“Aside from school, Nazis, economic crises, there were other problems; for example, the ageless one of…amore.”
What’s to Become of the Boy? A Memoir – Heinrich Böll

A fellow blogger was kind enough to comment on my appreciation of Heinrich Böll, which reminded me that I did appreciate Heinrich Böll and was anxious to find the book I had initially sought ( I read and posted about 18 Stories in lieu).
But find it I did. It was not at all difficult, and yet I clearly remember it being difficult the first time around, so that remains a mystery of my predictable deficiency. At any rate:  thank you,  Tom.

The book is What’s to Become of the Boy? and it is wonderful. The opening paragraphs describe the misinformation on Böll’s high school “certificate of maturity.”

” It would never have occurred to me to have an error of that kind in such a solemn official document corrected: that error permits me to entertain a certain doubt as to whether I am really the person who is certified thereon as mature.” 

Böll’s attitude towards this institutional mistake (the very idea!) illustrates his emerging personality. Like many teenagers those formative years are the age of self-discovery, but the discovery is usually of the well, I’m NOT that sort more than the I AM this sort and Böll’s relief that he is not a mindless conformist is particularly sweet given the country and time in which he lived. Not one to let his ego run away from him he counters any clinging self-regard by confessing his own perceived lack of daring heroism. His was more the ordinary kind that in a better world might even simply be called – decency.

The entire brief book concerns itself with a four year period in which Böll attended high school during the incipient years of Nazi Germany – 1933 to 1937. It is told with such unelaborated charm as to weaken the knees of the likes of me.

“However, that gaiety was often of the desperate kind seen in some medieval paintings, where the laughter of the redeemed is sometimes akin to the expression on the faces of the damned.” 

Böll tries so earnestly to stick to the school part- nearly every chapter begins with some variation of “School? Oh yes, that too.” But his amusing inability then or later to stay on point, focused on his school work, is diverting and of course poignant, after all, there were other far more pressing matters uncomfortably close at hand.

“Yes, school too- I assure you, I’ll soon get back to that. After all, I was still a pupil, a pupil of life so to speak, subject to despondency and recklessness, yet bound and determine not to become a pupil of death- if that could possibly be avoided.” 
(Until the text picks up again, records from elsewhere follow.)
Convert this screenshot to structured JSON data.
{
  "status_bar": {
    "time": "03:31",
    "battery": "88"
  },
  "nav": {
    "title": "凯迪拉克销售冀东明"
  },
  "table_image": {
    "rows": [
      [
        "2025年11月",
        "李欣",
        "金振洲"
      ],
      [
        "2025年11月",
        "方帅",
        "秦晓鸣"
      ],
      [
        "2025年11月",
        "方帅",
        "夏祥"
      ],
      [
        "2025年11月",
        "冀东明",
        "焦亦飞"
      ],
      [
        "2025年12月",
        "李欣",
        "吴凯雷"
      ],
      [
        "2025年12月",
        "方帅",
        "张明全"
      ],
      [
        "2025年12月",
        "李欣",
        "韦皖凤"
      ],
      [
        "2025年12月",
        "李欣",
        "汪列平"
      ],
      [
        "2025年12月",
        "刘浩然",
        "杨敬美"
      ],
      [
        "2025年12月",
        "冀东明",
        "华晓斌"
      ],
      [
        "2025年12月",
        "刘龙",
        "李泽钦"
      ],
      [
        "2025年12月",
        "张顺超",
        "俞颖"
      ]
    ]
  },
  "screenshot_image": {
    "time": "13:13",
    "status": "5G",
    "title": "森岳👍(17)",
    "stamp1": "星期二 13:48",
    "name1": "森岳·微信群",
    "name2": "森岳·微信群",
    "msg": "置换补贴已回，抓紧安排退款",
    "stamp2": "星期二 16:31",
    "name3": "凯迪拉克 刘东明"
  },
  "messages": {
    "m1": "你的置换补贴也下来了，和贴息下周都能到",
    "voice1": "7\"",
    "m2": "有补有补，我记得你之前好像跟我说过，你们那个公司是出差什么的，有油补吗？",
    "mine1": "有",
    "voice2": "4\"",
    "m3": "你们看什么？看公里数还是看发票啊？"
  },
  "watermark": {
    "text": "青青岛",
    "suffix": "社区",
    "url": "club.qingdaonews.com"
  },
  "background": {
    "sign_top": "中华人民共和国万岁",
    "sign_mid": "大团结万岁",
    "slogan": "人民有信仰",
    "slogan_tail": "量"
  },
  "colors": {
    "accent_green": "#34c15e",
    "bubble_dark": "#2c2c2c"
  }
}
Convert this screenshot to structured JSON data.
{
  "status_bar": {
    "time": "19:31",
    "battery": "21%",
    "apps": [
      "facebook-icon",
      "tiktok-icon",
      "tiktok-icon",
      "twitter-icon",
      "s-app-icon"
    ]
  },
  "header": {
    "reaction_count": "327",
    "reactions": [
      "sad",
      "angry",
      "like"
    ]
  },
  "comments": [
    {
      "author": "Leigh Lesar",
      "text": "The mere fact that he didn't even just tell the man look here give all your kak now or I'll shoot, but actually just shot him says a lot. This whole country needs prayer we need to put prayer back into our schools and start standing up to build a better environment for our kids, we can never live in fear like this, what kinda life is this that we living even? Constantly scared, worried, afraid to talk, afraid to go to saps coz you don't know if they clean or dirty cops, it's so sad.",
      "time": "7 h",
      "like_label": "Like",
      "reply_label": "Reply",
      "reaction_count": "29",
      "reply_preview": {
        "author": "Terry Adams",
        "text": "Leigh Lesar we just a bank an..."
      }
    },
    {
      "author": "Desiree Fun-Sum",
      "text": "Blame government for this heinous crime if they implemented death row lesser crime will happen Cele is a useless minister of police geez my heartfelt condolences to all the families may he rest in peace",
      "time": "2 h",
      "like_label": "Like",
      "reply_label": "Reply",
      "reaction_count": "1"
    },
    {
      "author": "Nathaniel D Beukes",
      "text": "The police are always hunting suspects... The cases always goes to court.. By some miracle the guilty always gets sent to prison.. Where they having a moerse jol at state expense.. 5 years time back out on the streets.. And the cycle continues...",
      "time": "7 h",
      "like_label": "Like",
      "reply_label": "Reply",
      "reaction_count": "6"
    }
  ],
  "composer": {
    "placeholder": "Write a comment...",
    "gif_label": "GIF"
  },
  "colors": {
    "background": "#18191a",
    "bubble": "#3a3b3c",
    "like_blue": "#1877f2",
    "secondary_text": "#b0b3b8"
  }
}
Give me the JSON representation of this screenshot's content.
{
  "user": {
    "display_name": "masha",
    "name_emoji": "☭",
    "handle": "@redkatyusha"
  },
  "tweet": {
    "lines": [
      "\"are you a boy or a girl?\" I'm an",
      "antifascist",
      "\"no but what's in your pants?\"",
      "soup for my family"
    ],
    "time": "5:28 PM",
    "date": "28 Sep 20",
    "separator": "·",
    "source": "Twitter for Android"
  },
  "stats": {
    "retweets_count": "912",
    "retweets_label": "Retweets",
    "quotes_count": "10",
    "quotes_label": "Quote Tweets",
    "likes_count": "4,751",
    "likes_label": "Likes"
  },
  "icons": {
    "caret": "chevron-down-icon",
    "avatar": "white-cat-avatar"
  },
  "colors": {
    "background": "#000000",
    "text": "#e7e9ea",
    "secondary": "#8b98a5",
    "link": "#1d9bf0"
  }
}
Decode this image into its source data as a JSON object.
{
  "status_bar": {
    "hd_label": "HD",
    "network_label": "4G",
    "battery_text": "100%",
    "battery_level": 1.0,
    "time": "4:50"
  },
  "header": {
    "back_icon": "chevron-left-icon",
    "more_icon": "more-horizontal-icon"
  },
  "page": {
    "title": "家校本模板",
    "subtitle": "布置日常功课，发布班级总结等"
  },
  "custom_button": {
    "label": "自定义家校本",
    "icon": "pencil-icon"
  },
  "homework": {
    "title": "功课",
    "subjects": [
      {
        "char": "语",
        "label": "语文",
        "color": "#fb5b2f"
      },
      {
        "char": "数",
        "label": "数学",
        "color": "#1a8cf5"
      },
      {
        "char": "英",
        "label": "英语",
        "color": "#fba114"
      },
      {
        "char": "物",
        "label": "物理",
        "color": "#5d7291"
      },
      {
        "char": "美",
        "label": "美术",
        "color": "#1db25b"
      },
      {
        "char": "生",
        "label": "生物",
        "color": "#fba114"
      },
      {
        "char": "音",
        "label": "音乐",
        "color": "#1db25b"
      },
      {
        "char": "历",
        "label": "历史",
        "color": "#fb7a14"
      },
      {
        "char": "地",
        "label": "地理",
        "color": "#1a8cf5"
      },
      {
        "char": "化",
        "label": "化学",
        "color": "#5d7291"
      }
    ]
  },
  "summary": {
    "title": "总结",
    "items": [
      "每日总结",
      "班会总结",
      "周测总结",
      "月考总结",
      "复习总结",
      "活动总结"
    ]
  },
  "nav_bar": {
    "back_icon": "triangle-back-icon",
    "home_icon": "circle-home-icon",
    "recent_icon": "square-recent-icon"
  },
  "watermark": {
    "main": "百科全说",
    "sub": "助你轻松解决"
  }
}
“The howling void” was Böll’s mother’s euphemism for Hitler and his Nazi followers. That term succinctly sums up all you need to know about the Böll family- their humor, kindness and intelligence. Heinrich Böll is the sort of writer that can express all we hate about the world while really making us love it all the more. A rare but essential gift.